How did the sleeve go?

My ST sleeves are generally around 3-1/2" or longer with the point. I haven’t ever tried a sleeve over stainless though. I have done lugs and crowns in stainless and it’s VERY easy to overheat. It goes from not quite hot enough to ‘damn, now I have to start over’ in the blink of an eye.

If I remember correctly, Steve Garro only flows filler about an inch into the sleeve, not all the way through.

Post up pics! Good luck!

anyone experience in brazing a sleeve with nickel silver?

I tried once with lugs - because I misunderstood. :rofl:

My technique at the time was not great, I received advice to use Nickel Silver flux and so, I assumed I should also use Nickel Silver.

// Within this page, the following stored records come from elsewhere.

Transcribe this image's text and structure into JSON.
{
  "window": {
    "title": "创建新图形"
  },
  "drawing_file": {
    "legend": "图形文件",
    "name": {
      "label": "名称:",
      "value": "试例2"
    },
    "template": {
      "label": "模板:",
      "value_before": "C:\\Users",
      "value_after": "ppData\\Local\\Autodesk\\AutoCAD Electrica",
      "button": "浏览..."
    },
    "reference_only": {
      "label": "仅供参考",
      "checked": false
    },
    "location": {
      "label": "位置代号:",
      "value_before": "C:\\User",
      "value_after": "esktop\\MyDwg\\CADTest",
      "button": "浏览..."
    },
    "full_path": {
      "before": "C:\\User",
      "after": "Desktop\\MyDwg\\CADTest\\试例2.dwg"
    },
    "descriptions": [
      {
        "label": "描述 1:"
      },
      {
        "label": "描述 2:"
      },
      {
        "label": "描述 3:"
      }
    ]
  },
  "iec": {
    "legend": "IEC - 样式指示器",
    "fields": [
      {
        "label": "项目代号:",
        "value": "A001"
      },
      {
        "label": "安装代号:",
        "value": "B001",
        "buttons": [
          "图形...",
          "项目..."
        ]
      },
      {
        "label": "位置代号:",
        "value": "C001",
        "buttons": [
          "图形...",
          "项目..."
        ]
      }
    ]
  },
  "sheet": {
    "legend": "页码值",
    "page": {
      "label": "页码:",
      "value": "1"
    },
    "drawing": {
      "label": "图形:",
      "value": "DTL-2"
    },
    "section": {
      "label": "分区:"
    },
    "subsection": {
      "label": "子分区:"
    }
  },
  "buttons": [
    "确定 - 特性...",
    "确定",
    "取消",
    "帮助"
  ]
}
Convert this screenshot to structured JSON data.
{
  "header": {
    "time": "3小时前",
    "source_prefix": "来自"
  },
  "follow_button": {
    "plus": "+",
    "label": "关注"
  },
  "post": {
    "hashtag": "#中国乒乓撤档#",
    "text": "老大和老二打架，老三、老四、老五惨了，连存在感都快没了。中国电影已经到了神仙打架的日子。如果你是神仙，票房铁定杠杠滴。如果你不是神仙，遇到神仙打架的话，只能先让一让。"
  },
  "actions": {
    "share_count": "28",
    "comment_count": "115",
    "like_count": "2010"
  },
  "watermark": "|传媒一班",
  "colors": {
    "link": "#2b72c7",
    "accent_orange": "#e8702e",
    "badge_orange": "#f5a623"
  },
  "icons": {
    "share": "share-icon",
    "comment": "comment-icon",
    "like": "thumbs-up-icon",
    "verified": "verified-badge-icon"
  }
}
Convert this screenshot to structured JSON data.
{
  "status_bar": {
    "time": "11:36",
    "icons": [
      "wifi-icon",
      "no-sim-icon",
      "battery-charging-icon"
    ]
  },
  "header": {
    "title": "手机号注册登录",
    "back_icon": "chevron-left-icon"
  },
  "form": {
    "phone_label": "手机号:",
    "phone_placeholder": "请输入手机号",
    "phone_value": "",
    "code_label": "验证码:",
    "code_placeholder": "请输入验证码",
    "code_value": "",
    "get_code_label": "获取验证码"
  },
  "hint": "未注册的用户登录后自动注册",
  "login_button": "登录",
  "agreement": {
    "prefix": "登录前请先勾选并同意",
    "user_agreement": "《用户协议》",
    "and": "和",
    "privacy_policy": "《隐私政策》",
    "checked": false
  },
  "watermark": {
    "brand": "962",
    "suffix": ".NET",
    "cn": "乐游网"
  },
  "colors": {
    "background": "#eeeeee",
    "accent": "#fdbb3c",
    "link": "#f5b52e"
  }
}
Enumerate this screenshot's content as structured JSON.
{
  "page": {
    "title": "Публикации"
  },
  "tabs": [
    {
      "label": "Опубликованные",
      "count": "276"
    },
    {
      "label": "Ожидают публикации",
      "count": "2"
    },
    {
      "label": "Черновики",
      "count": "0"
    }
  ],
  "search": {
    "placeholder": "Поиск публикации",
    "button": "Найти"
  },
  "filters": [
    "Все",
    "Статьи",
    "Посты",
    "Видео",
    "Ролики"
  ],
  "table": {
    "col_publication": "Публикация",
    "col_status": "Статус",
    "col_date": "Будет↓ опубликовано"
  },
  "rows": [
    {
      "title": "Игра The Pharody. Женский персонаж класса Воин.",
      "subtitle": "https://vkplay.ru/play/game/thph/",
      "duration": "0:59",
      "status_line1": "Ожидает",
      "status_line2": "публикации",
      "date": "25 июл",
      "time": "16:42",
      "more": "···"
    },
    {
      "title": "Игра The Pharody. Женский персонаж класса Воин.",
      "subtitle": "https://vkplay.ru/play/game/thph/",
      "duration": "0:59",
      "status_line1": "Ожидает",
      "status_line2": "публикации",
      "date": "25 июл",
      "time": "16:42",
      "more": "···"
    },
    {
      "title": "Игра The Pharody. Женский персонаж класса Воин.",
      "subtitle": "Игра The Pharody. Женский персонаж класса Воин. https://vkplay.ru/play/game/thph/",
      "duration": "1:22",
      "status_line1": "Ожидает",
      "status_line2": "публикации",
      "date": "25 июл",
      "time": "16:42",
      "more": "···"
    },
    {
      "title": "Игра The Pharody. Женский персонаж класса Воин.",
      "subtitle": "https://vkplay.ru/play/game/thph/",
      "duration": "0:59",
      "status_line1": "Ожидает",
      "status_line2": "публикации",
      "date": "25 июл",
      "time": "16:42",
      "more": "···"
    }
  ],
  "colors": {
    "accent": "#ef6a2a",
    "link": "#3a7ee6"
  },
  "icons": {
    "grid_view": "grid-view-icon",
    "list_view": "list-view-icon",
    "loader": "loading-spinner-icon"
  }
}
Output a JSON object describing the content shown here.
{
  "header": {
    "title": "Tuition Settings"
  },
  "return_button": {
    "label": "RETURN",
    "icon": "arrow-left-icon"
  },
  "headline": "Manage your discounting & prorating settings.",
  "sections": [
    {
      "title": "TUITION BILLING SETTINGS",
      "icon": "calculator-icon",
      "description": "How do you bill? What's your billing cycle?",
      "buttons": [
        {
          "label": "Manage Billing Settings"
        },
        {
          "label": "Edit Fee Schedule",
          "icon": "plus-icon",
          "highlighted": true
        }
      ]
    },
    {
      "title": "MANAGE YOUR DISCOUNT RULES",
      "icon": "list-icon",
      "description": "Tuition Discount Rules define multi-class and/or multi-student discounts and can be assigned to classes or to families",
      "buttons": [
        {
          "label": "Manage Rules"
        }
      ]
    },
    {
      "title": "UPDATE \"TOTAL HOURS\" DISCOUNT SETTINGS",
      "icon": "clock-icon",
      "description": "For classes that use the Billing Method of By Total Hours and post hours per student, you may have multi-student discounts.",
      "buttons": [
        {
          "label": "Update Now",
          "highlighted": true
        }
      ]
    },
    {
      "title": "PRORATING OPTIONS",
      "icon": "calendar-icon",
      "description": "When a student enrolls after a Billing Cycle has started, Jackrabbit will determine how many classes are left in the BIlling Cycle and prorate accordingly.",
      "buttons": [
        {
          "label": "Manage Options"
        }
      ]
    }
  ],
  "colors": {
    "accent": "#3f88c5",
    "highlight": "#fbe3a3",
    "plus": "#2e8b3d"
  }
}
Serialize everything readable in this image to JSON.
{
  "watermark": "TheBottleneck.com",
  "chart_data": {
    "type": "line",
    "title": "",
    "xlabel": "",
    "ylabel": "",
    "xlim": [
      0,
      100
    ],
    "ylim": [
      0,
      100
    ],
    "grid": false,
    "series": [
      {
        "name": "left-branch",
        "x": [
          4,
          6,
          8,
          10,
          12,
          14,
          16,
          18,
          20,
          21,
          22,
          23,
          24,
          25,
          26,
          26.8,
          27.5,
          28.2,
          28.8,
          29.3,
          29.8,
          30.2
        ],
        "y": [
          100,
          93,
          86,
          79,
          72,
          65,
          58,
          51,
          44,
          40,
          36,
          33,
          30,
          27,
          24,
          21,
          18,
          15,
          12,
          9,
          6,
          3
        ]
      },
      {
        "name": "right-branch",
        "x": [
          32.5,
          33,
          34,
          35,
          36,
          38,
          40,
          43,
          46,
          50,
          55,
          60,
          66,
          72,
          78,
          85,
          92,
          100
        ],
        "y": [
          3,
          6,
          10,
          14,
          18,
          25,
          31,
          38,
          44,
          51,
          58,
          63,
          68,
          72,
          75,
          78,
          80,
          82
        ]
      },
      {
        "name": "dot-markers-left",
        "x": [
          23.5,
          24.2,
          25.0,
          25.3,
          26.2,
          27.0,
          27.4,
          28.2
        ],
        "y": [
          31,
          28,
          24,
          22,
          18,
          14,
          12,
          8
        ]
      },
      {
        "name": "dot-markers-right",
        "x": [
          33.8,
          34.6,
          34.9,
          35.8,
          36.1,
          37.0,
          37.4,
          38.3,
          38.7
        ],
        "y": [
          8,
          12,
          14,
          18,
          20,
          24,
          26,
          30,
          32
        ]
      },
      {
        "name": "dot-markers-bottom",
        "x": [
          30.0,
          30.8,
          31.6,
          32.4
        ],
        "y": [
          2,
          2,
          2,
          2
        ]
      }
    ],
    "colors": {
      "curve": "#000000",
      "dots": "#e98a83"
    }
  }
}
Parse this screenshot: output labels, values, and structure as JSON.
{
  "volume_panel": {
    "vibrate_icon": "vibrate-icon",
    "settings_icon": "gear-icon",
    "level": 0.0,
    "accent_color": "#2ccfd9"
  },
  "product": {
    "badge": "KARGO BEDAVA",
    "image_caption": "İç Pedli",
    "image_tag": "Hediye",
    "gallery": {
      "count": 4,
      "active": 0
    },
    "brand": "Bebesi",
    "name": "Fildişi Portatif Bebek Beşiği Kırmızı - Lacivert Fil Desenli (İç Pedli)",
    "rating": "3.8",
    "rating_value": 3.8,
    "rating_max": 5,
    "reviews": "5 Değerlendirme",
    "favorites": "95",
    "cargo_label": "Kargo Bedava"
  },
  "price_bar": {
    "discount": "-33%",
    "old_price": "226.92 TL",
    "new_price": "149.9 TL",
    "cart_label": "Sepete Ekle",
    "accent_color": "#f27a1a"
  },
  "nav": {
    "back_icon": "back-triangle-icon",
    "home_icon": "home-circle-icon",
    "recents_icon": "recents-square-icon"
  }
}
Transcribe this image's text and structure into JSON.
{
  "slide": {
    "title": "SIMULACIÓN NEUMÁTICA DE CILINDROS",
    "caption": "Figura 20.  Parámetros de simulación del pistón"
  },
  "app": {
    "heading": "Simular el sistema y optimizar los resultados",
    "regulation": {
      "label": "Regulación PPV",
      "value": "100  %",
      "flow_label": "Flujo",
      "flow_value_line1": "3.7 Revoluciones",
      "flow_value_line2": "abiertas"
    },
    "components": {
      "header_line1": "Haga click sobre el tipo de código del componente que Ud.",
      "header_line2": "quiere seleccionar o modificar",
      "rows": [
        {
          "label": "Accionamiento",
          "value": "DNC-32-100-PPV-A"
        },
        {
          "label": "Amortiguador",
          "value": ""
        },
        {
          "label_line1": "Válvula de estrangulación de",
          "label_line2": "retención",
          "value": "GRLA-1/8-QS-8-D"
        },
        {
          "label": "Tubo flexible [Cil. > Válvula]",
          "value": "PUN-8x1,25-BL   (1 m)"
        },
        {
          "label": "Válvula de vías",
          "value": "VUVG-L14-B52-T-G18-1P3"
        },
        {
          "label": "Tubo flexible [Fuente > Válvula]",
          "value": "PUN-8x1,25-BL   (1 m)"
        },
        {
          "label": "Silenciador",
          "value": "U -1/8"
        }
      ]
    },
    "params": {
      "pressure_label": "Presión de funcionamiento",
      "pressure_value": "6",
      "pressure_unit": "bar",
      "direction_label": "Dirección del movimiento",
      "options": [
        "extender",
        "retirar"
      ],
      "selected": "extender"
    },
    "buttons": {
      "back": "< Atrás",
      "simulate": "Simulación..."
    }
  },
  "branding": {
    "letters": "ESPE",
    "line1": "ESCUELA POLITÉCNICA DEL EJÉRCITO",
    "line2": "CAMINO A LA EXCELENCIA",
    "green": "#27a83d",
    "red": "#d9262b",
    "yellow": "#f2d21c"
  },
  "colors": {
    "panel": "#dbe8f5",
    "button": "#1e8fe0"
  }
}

It was my first attempt at lugs and it went horribly wrong. I went back for more advice and figured it out but haven’t tried sleeves with nickel since.

I always use 56% and flow it all the way through the sleeve. My understanding is that really you just need to get the filler to go about an inch down into the sleeve from each end if you’re using a standard 0.6mm ST wall at the top and then adding a say a 1.5mm walled sleeve. That seems like it would be possible with Nickel Silver. I would question why but, I’m sure you have reasons.

The extra strength of nickel would be wasted on this type of joint. Brass or 56 is much easier to work with and very strong in lap joint. 56 is also a lot more expensive so there’s that.